Recently purchased by NTT Data of Japan, an $8 billion systems integrator, to help it expand it’s North American footprint, the Revere Group has been meeting the IT needs of large and mid-sized firms since the early 1990s.
CIO Update sat down with Michael Parks, the CEO of this diversified IT consultancy and software development firm, to talk about some of the major trends he sees in IT today and where things are headed.
CIO Update: Where is IT going today?
Parks: “Without a doubt there a few macro trends that are alive and well. One trend that is going on is clients are looking a lot more at ‘How do I better align my business with technology?’
There has been a ton of IT expenditures in the last 10 years and when (companies) look at they kind of scratch their heads and say, ‘You know, we have this $10 million dollar ERP implementation and we didn’t get our bang for the buck.’ So clients now are looking to maximize that investment.
“The last five years you know what CEOs say? ‘I want more for less, I want more for less’.”
But this has been the mantra for 30 years hasn’t it?
“I don’t think so. In the late ’90s what you saw really was a massive rush to technology for technology’s sake. You had the whole dot-com craze that was pushing companies into silly decisions. There wasn’t a business case that clients asked us to build back then. They would just say, ‘Hey, we need an ecommerce site, put it up quickly.’
And you start just automating bad processes. And what they should have been doing was looking at how they do business; looking at it from the standpoint of: ‘This is how we do business now, this is how we should do it in the future.’ They really didn’t do that.

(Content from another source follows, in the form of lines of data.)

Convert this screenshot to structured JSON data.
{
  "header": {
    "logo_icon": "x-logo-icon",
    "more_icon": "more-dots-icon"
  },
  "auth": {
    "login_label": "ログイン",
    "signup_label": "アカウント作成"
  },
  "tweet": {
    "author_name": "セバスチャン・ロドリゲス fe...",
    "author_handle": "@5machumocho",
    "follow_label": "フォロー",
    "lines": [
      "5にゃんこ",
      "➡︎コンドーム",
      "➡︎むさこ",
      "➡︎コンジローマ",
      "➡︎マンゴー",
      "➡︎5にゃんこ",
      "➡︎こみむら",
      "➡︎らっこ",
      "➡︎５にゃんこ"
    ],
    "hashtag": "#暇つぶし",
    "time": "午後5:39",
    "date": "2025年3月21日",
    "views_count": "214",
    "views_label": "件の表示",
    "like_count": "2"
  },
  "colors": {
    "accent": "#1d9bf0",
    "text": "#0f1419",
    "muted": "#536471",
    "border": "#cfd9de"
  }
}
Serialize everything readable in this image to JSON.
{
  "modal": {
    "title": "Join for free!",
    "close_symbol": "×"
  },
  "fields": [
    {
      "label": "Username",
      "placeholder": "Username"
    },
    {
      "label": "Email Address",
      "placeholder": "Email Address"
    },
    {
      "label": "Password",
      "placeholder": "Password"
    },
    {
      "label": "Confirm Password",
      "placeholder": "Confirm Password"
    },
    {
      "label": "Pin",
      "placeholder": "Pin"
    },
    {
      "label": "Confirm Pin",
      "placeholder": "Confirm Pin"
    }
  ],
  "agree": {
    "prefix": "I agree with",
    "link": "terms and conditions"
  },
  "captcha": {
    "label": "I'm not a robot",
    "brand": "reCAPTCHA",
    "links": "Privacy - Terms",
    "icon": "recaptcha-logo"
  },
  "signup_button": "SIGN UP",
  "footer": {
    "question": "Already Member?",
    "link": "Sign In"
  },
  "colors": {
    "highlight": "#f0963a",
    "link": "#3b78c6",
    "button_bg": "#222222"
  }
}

They just started implementing technology.
Well, that never works. A technology-driven project; that’s exactly what it is. You need business people driving it, business people taking ownership, and business people being hands-on involved with the engagement or you just won’t be successful.”
Is the job of IT/business alignment any easier these days?
“The technology piece is a much, much smaller component today than it was pre-2000 in everything. And with the standards and the sharing of more common platforms and stuff, companies are taking a look and saying, ‘I’m thinking about standardizing on a platform as opposed to finding the best CRM package or the best back-office package or the best supply chain management solution.
In my opinion, there’s only going to be three major platforms that survive and that’s Microsoft, SAP and it’s Oracle. So you have the open source movement vs. the .NET movement and … unless there’s some strategic reason not to, I’m going to look to standardizing on one of those platforms.”
What other trends do you see affecting IT today?
“The other thing where IT is going is it is clearly getting more and more to an outsourced mode. Whether it’s total IT outsourcing to where it’s going to become more of a utility or whether its going to be just outsourcing certain aspects of the IT environment.”
This kind of speaks to the Nicholas Carr argument doesn’t it? That IT doesn’t matter.
“That message has been oversimplified. The Nicholas Carr message. Some of those people have, and there’s been other articles similar, I think they’ve oversimplified it. It’s not as simple as the electric power generator analogy.”
“I would say if you talk about CRM, which is your front office facing application; the way that service your customer, the way that you market to them, the way that you sell to them, everyone does that differently. And there’s certain pieces that I feel are definitely mission-critical, that you should keep internally and keep them close to the vest and strategic and confidential.
What I’m saying is sales, marketing and customer service is a process you have to look at hard and say, ‘Okay, what can I afford to generically outsource?’ And, ‘Can I keep the kind of service levels I need and still serve and sell and market to my customer?’ If I can, then I would outsource it.”
What parts of IT do you see being outsourced more than others?
“There’s clearly some of the redundant maintenance, support, testing type functions, helpdesk, that you can outsource and it’s not strategic. Generally speaking, infrastructure, telecom, the back office; unless there’s some reason for security purposes that are really driving your business, I’d think hard about outsourcing it.”
At what point do you stop? At the application layer?
“I guess the question would be what would concern you about outsourcing you ERP? So you lock them down legally, you lock them with SLAs. I would look at something like that and say, ‘If I can keep the lights on my ERP system, and improve my service levels and cut my costs by 25%, it’s a done deal.'”
What can IT today learn manufacturing when it comes to outsourcing?
“It’s exactly the same concept and I think the lesson learned is specialization works.”
But don’t you become too dependant on this specialized, streamlined network? What happens to your operations if one aspect of this network goes down?
“They have to have a business continuity plan in place. That’s another component of outsourcing IT; a major consideration in the post-9/11 era, and post-Katrina, whatever. You better have a disaster recovery and BCP in place and you better test it and make sure it works. And the time to be testing it to make sure it works is not right after a disaster.”
How do you think about IT more strategically today?
“In IT it’s all about the business problem you are trying to solve and you look at it from the standpoint of ‘How can I make this business process better and more efficient.’ We’re all in the business of process improvement every single day in what we do.”